If they have already been convicted of DWI, a DWI lawyer can assist them with petitioning the court for non-disclosure through a confidential consultation. These professionals can ensure that the judgment is sealed and not visible to anyone checking the individual's background.


A Criminal Defense Lawyer Can Guide Clients Through the Criminal Justice Process

A DWI charge can be nerve-wracking because an individual's future is on the line. By working with a lawyer, they can reduce or eliminate the charges plus advocate for their rights.

Lawyers perform several duties to build a case as a personal legal representative. These duties include but are not limited to the following:

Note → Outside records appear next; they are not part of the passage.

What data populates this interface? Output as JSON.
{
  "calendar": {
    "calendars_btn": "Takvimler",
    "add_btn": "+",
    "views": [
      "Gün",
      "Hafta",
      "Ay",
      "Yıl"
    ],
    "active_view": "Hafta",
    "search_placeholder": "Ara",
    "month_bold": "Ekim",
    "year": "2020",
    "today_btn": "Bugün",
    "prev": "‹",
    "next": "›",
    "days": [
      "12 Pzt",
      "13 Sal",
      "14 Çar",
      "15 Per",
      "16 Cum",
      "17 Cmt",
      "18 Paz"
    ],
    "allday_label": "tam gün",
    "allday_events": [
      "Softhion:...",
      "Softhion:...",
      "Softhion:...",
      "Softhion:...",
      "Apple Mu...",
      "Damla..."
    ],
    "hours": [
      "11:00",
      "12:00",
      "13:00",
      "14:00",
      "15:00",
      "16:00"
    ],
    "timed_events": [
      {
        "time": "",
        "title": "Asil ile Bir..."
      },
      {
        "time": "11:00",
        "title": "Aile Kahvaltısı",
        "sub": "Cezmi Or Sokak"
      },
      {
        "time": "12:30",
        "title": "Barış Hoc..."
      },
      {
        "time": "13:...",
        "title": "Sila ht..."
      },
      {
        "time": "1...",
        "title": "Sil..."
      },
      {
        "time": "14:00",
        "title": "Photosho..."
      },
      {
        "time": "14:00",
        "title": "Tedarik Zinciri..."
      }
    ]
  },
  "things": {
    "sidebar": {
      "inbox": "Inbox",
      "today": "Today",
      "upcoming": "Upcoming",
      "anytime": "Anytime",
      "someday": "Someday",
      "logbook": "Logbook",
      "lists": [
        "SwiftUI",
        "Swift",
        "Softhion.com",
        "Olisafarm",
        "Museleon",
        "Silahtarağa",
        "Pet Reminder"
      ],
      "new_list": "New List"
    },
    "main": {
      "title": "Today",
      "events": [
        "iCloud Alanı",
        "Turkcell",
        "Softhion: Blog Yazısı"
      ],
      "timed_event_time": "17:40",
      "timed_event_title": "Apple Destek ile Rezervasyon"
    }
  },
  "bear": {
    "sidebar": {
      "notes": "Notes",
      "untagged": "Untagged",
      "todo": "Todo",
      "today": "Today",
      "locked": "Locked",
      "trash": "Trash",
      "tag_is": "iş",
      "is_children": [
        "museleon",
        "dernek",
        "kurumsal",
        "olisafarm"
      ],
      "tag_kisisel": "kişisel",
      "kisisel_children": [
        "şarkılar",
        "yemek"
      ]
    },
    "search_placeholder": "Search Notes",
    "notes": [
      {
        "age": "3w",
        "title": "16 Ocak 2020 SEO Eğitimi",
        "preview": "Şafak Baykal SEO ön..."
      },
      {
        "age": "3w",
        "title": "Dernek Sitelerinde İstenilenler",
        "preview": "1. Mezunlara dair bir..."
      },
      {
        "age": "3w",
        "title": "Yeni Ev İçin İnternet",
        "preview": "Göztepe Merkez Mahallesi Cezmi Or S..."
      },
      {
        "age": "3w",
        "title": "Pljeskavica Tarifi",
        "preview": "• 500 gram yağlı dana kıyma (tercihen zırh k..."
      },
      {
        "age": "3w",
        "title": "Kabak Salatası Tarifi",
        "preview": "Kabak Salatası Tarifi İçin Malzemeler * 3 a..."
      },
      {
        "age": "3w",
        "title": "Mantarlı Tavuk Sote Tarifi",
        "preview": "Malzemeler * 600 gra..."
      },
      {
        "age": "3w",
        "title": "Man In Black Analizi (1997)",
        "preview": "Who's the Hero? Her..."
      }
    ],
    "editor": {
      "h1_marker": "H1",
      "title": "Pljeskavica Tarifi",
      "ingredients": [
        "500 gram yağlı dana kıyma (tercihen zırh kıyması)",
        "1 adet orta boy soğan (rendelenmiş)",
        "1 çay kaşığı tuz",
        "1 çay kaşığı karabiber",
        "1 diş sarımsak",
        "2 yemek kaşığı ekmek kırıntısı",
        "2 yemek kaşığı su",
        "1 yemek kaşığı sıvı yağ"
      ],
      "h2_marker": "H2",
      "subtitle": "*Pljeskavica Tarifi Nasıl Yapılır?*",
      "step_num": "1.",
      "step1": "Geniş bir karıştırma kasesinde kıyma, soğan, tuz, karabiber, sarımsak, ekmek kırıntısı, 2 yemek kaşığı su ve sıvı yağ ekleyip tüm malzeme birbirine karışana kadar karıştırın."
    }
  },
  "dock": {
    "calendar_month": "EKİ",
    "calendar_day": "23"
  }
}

  • Representing the offender during court hearings, including pretrial and initial hearings to plea deals or negotiating bail

  • Gathering evidence that supports the case, such as dashcam footage that shows the person speaking clearly when arrested

  • Reviewing the nature of the wrongdoer's arrest, interrogation, or processing to determine if their rights were violated

  • Investing whether the blood test or breathalyzer results are accurate

  • Checking if the person's DWI charge was unlawful (e.g., the arresting officer has no reasonable cause to believe the driver was operating the vehicle under the influence)


A Fort Worth TX DWI attorney can advise clients throughout their case to keep them informed about the circumstance they are facing.


Conclusion


Having a DWI sealed is one of the best ways to continue with a person's life after being arrested for a drunk driving offense. The lawyers at Sparks Law Firm can assist people in this predicament with a free consultation and are updated on the new law surrounding DWI convictions.